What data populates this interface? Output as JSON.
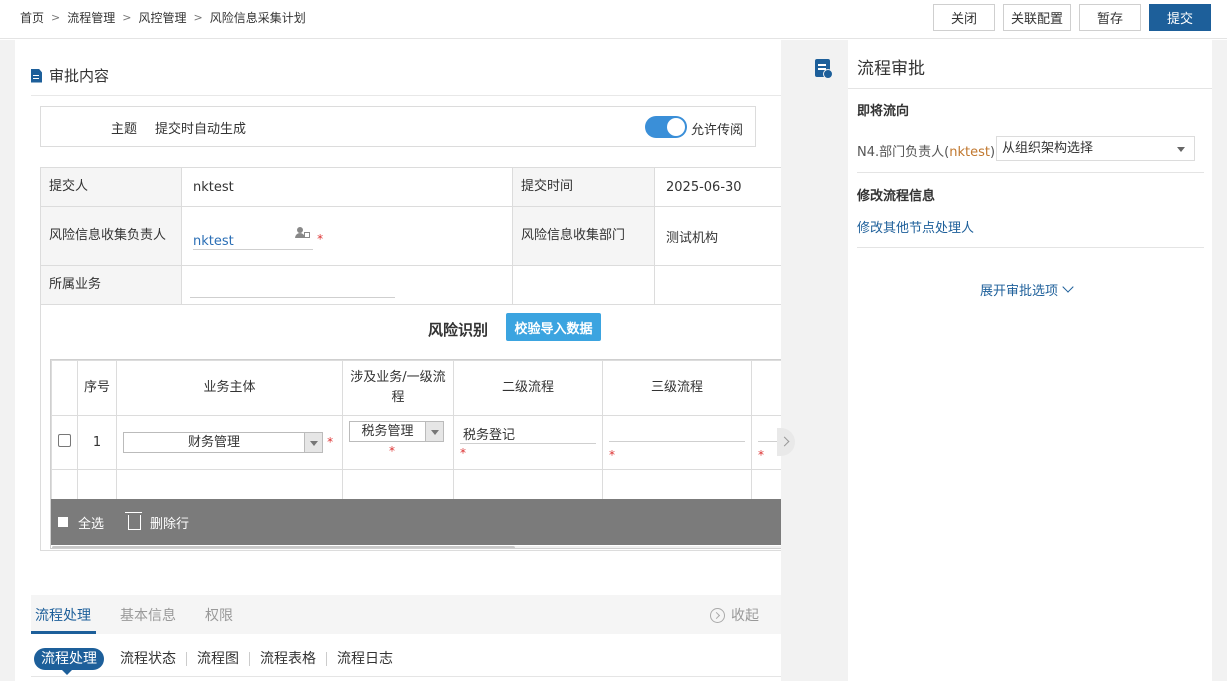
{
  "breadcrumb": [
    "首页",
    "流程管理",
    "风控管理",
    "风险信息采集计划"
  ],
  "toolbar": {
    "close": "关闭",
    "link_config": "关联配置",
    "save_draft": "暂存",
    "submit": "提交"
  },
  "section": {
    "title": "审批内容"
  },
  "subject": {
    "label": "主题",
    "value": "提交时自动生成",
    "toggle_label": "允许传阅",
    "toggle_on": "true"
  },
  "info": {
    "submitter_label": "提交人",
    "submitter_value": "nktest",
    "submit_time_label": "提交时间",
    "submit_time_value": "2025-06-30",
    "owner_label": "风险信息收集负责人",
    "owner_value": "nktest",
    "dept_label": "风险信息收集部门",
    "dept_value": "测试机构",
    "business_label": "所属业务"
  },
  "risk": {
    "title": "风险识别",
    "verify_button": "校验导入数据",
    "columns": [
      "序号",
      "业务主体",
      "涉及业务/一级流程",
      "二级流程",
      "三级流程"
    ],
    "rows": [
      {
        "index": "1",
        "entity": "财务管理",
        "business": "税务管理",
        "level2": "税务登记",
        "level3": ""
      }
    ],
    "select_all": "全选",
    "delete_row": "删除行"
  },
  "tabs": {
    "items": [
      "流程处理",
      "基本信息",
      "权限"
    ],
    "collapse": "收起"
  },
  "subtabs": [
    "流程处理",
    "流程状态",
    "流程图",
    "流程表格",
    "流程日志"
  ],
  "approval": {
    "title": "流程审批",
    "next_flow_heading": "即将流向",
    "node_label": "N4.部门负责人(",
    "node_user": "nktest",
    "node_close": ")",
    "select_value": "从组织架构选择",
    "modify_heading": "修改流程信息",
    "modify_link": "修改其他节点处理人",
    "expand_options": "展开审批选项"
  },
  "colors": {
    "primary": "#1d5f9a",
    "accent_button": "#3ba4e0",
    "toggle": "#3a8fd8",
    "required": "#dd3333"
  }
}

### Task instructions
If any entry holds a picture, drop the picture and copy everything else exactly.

### Exercise solution
What data populates this interface? Output as JSON.
{
  "breadcrumb": [
    "首页",
    "流程管理",
    "风控管理",
    "风险信息采集计划"
  ],
  "toolbar": {
    "close": "关闭",
    "link_config": "关联配置",
    "save_draft": "暂存",
    "submit": "提交"
  },
  "section": {
    "title": "审批内容"
  },
  "subject": {
    "label": "主题",
    "value": "提交时自动生成",
    "toggle_label": "允许传阅",
    "toggle_on": "true"
  },
  "info": {
    "submitter_label": "提交人",
    "submitter_value": "nktest",
    "submit_time_label": "提交时间",
    "submit_time_value": "2025-06-30",
    "owner_label": "风险信息收集负责人",
    "owner_value": "nktest",
    "dept_label": "风险信息收集部门",
    "dept_value": "测试机构",
    "business_label": "所属业务"
  },
  "risk": {
    "title": "风险识别",
    "verify_button": "校验导入数据",
    "columns": [
      "序号",
      "业务主体",
      "涉及业务/一级流程",
      "二级流程",
      "三级流程"
    ],
    "rows": [
      {
        "index": "1",
        "entity": "财务管理",
        "business": "税务管理",
        "level2": "税务登记",
        "level3": ""
      }
    ],
    "select_all": "全选",
    "delete_row": "删除行"
  },
  "tabs": {
    "items": [
      "流程处理",
      "基本信息",
      "权限"
    ],
    "collapse": "收起"
  },
  "subtabs": [
    "流程处理",
    "流程状态",
    "流程图",
    "流程表格",
    "流程日志"
  ],
  "approval": {
    "title": "流程审批",
    "next_flow_heading": "即将流向",
    "node_label": "N4.部门负责人(",
    "node_user": "nktest",
    "node_close": ")",
    "select_value": "从组织架构选择",
    "modify_heading": "修改流程信息",
    "modify_link": "修改其他节点处理人",
    "expand_options": "展开审批选项"
  },
  "colors": {
    "primary": "#1d5f9a",
    "accent_button": "#3ba4e0",
    "toggle": "#3a8fd8",
    "required": "#dd3333"
  }
}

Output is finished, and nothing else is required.